Metascore
62

Generally favorable reviews - based on 32 Critics

Critic score distribution:
  1. Positive: 22 out of 32
  2. Negative: 0 out of 32
  1. Both a condemnation of torture as a political tool and a tribute to the bravery that exists within everyone.
  2. Philip Noyce's anti-apartheid drama is tense and thoughtful, if somewhat marred by Hollywood-style thrills.
User Score
6.8

Generally favorable reviews- based on 16 Ratings
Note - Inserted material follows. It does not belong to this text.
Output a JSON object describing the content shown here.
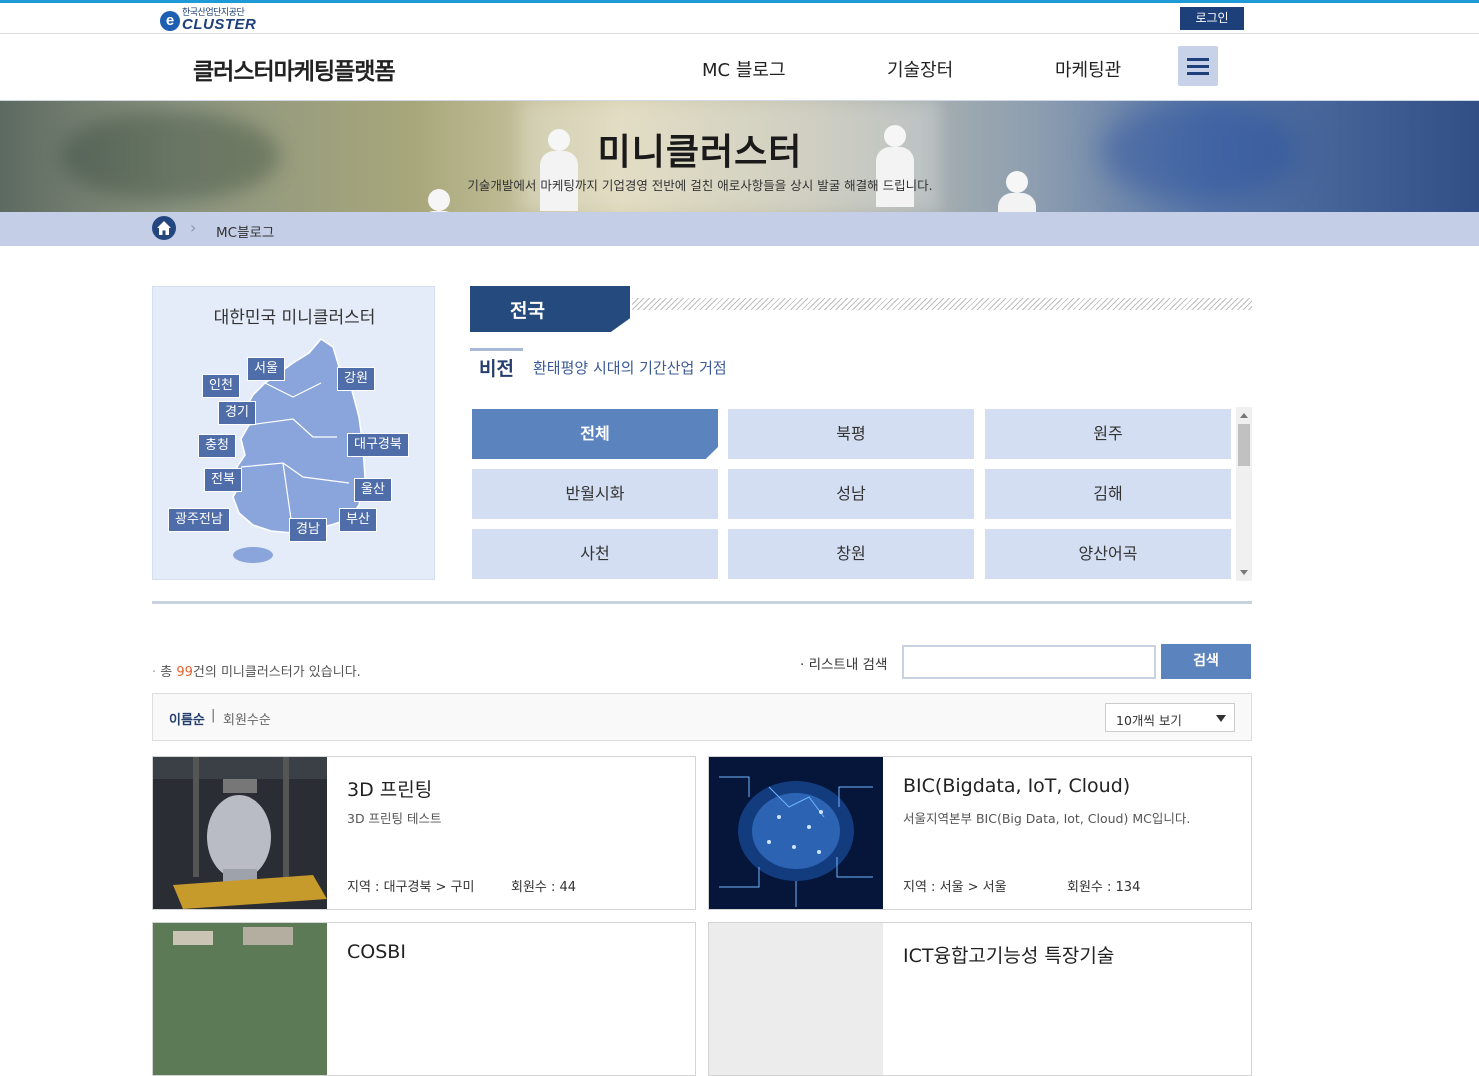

User score distribution:
  1. Positive: 6 out of 6
  2. Mixed: 0 out of 6
  3. Negative: 0 out of 6
  1. Aug 11, 2011
    9
    Apartheid movies. I went into this one thinking that if youâ
  2. JasonE.
    Mar 7, 2007
    6
    Despite its obvious well-meaning humanistic intentions, "Catch a Fire" remains mired in genre trafficking despite its ambitions to convey the power of self-realization. By repeatedly flushing the screen with the hopeful, joyous chantings/dances of the saintly natives he overshadows the smaller personal story of one man's triumphs over his own mild-mannered acquience to the injustices that plague his nation. Robbins adds a stern introspection that adds slight dynamicism to this otherwise didactic tale. Full Review »
  3. ChadS.
    Nov 3, 2006
    8
    When Patrick Chamusso (Derek Luke) reaches ANC headquarters, it'll become crystal clear as to why "Catch a Fire" does the story of apartheid some justice. We meet Joe Slovo (Malcolm Purkey), leader of the South African Communist Party, who easily could've been the male protagonist in another film. Thankfully, the filmmaker didn't Alan Parker this baby, and allowed a black man to tell the story of his own reduction. To make allowance for this box office-killing gambit, unfortunately, there's an action scene that seems phoned in from another movie, seemingly, as some sort of cockamamie compromise to give apartheid some sizzle. If you're going to use bombast, use it to honor the memory of the dead, not some flick starring Harrison Ford in full sweat-mode. When depicting the violence that pervaded apartheid, "Catch a Fire" lacks that one defining moment in which we see and feel the monstrous evil of this government-sanctioned racism. It's okay for Patrick to be a bigamist, and Nic Vos (Tim Robbins) to be a good family man (we want complexity in our characters), but apartheid itself should be painted in broader strokes. It pulls back on the blood, which prevents the audience from a few hours of rabble-rousing after leaving the cineplex. In "Mississippi Burning", the ugliness of slavery becomes all-too-visceral when some klansman kicks a young boy in the face. "Catch a Fire" lacks such a moment. Full Review »